Approximately 40% of providers in the state said they were seeing more than 95% of their usual patient volume, according to the survey. And dental providers seeing 50% or less have since dropped to 3% the week of April 12, 2020.
Jurges said that at his practice things are definitely getting better. His high-risk patients have had the chance to get vaccinated and are coming back now that they feel more comfortable doing so, he said.
Parks said he takes some time during his appointments with his patients to encourage them to get a COVID-19 vaccine.

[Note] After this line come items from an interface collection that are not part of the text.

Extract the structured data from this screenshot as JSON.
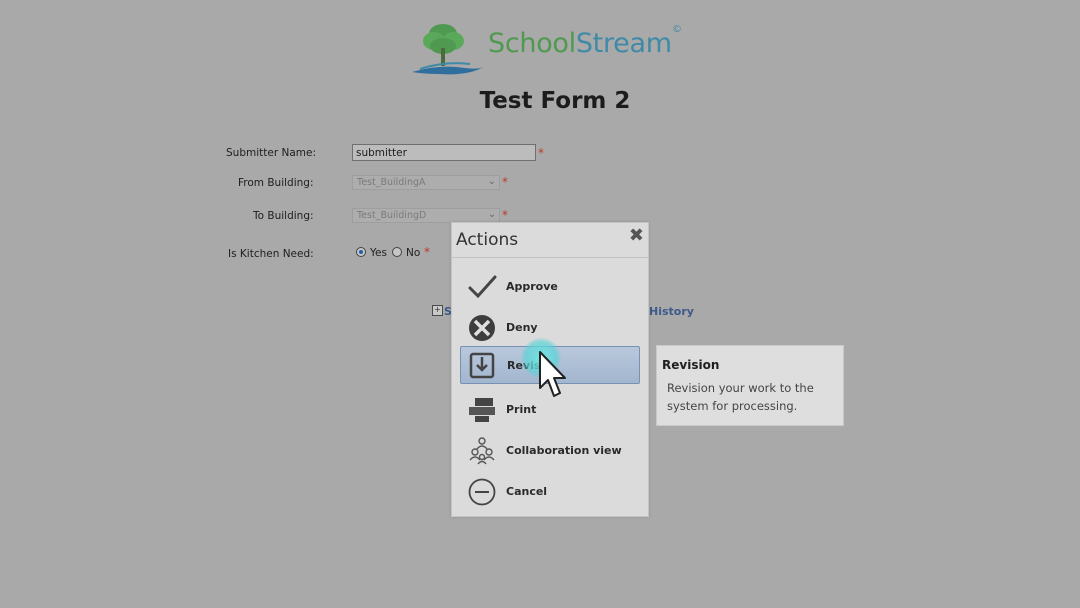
{
  "brand": {
    "part1": "School",
    "part2": "Stream",
    "mark": "©"
  },
  "page_title": "Test Form 2",
  "form": {
    "submitter": {
      "label": "Submitter Name:",
      "value": "submitter",
      "required": "*"
    },
    "from_building": {
      "label": "From Building:",
      "value": "Test_BuildingA",
      "required": "*"
    },
    "to_building": {
      "label": "To Building:",
      "value": "Test_BuildingD",
      "required": "*"
    },
    "kitchen_need": {
      "label": "Is Kitchen Need:",
      "options": [
        "Yes",
        "No"
      ],
      "selected": "Yes",
      "required": "*"
    }
  },
  "links": {
    "left_partial": "S",
    "history": "History"
  },
  "modal": {
    "title": "Actions",
    "close": "✖",
    "actions": [
      {
        "label": "Approve",
        "icon": "check-icon"
      },
      {
        "label": "Deny",
        "icon": "deny-x-circle-icon"
      },
      {
        "label": "Revisio",
        "icon": "revision-icon"
      },
      {
        "label": "Print",
        "icon": "print-icon"
      },
      {
        "label": "Collaboration view",
        "icon": "collaboration-icon"
      },
      {
        "label": "Cancel",
        "icon": "cancel-circle-icon"
      }
    ],
    "selected_action": "Revision"
  },
  "tooltip": {
    "title": "Revision",
    "body": "Revision your work to the system for processing."
  },
  "colors": {
    "overlay_bg": "#a9a9a9",
    "brand_green": "#4f9a50",
    "brand_blue": "#3f8aa6",
    "required": "#c0392b",
    "selected_action_bg": "#a2b6cf",
    "click_highlight": "#6ee6e1"
  }
}
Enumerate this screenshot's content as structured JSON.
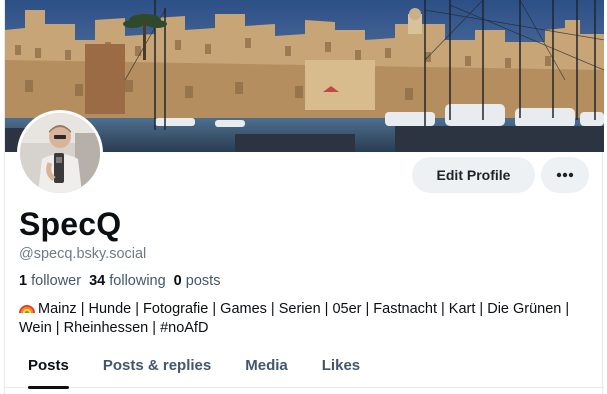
{
  "profile": {
    "display_name": "SpecQ",
    "handle": "@specq.bsky.social",
    "followers_count": "1",
    "followers_label": "follower",
    "following_count": "34",
    "following_label": "following",
    "posts_count": "0",
    "posts_label": "posts",
    "bio_emoji": "rainbow-icon",
    "bio": "Mainz | Hunde | Fotografie | Games | Serien | 05er | Fastnacht | Kart | Die Grünen | Wein | Rheinhessen | #noAfD"
  },
  "actions": {
    "edit_label": "Edit Profile",
    "more_icon": "more-horizontal-icon"
  },
  "tabs": [
    {
      "label": "Posts",
      "active": true
    },
    {
      "label": "Posts & replies",
      "active": false
    },
    {
      "label": "Media",
      "active": false
    },
    {
      "label": "Likes",
      "active": false
    }
  ],
  "colors": {
    "accent_text": "#0b0f14",
    "muted_text": "#6f7a86",
    "button_bg": "#eef1f4",
    "sky": "#3e5f8f"
  }
}
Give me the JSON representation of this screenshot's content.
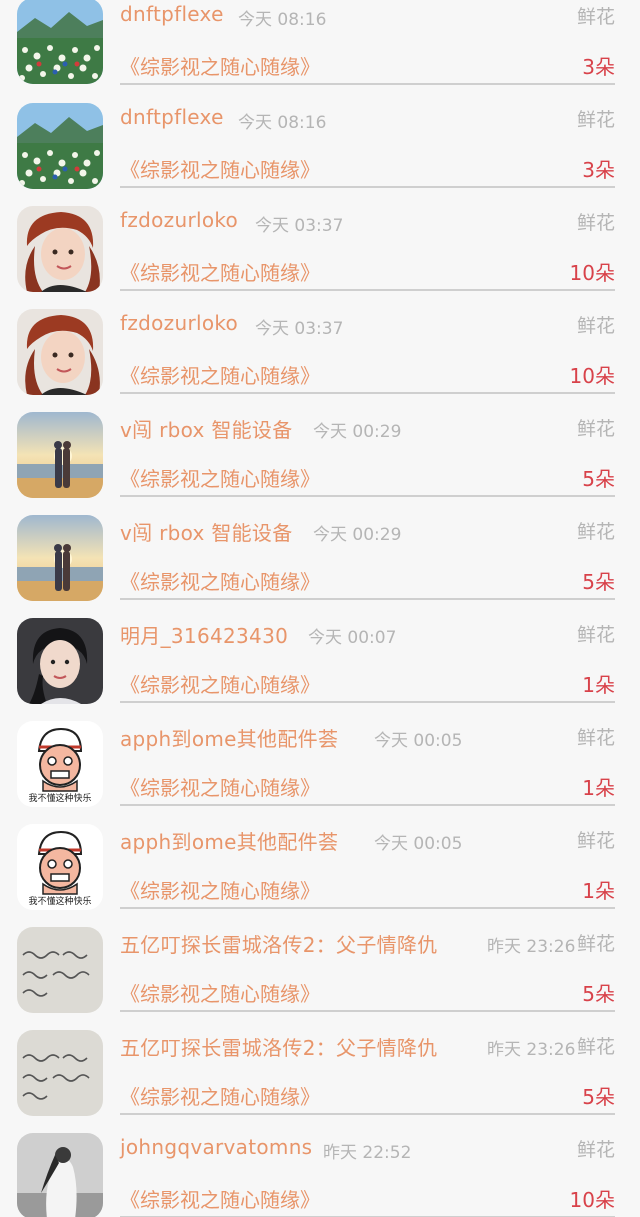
{
  "items": [
    {
      "avatar": "landscape-flowers",
      "name": "dnftpflexe",
      "time": "今天 08:16",
      "gift": "鲜花",
      "title": "《综影视之随心随缘》",
      "count": "3朵"
    },
    {
      "avatar": "landscape-flowers",
      "name": "dnftpflexe",
      "time": "今天 08:16",
      "gift": "鲜花",
      "title": "《综影视之随心随缘》",
      "count": "3朵"
    },
    {
      "avatar": "woman-red-hair",
      "name": "fzdozurloko",
      "time": "今天 03:37",
      "gift": "鲜花",
      "title": "《综影视之随心随缘》",
      "count": "10朵"
    },
    {
      "avatar": "woman-red-hair",
      "name": "fzdozurloko",
      "time": "今天 03:37",
      "gift": "鲜花",
      "title": "《综影视之随心随缘》",
      "count": "10朵"
    },
    {
      "avatar": "couple-sunset",
      "name": "v闯 rbox 智能设备",
      "time": "今天 00:29",
      "gift": "鲜花",
      "title": "《综影视之随心随缘》",
      "count": "5朵"
    },
    {
      "avatar": "couple-sunset",
      "name": "v闯 rbox 智能设备",
      "time": "今天 00:29",
      "gift": "鲜花",
      "title": "《综影视之随心随缘》",
      "count": "5朵"
    },
    {
      "avatar": "girl-braid",
      "name": "明月_316423430",
      "time": "今天 00:07",
      "gift": "鲜花",
      "title": "《综影视之随心随缘》",
      "count": "1朵"
    },
    {
      "avatar": "cartoon-man",
      "avatar_caption": "我不懂这种快乐",
      "name": "apph到ome其他配件荟",
      "time": "今天 00:05",
      "gift": "鲜花",
      "title": "《综影视之随心随缘》",
      "count": "1朵"
    },
    {
      "avatar": "cartoon-man",
      "avatar_caption": "我不懂这种快乐",
      "name": "apph到ome其他配件荟",
      "time": "今天 00:05",
      "gift": "鲜花",
      "title": "《综影视之随心随缘》",
      "count": "1朵"
    },
    {
      "avatar": "handwriting",
      "name": "五亿叮探长雷城洛传2：父子情降仇",
      "time": "昨天 23:26",
      "gift": "鲜花",
      "title": "《综影视之随心随缘》",
      "count": "5朵"
    },
    {
      "avatar": "handwriting",
      "name": "五亿叮探长雷城洛传2：父子情降仇",
      "time": "昨天 23:26",
      "gift": "鲜花",
      "title": "《综影视之随心随缘》",
      "count": "5朵"
    },
    {
      "avatar": "bw-figure",
      "name": "johngqvarvatomns",
      "time": "昨天 22:52",
      "gift": "鲜花",
      "title": "《综影视之随心随缘》",
      "count": "10朵"
    }
  ],
  "colors": {
    "name": "#e8956a",
    "count": "#d8424a",
    "muted": "#b5b5b5",
    "background": "#f7f7f7",
    "divider": "#cfcfcf"
  }
}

He will not judge a person if they choose not to get the vaccine, but he would prefer if they did for their health at least, Parks said.
"With dental, there's always going to be a built-in demand for services provided," Killpack said. "It's routine healthcare. That doesn't go away based on market conditions. People need to have healthy mouths and healthy teeth. If you're looking at demand, that's always going to be a strong baseline."
Killpack said he would question a headline saying the dental industry has boomed because of or in spite of COVID. Dentistry is a fundamental part of healthcare that will always have demand regardless of the economic situation, Killpack said.
Navigating the ups and downs of the pandemic, Parks would suggest that other dental practices do their best to hang on.
"Treat people the way you always have, with courage and confidence," Parks said. "Don't try to be a worry wart. There's only so many things you can worry about. The price of (supplies) and things being out stock, yeah that's a major inconvenience, but we worked around it."
Jurges likewise maintains a positive outlook. He appreciates the slower pace his days have gained since adjusting his schedule to prevent too many people from having appointments close together.
He takes it easy and enjoys his coffee, he said.
He isn't too stressed about the future of the business, he said.
"I got a 4-year-old who wakes me up with an elbow in my throat," Jurges said. "That's the only thing that keeps me up at night. I just don't worry about that kind of stuff. The stress now versus the stress of Iraq is pale in comparison. Nobody is shooting at me. I can go to the grocery store and buy dinner. This other stuff is small beans."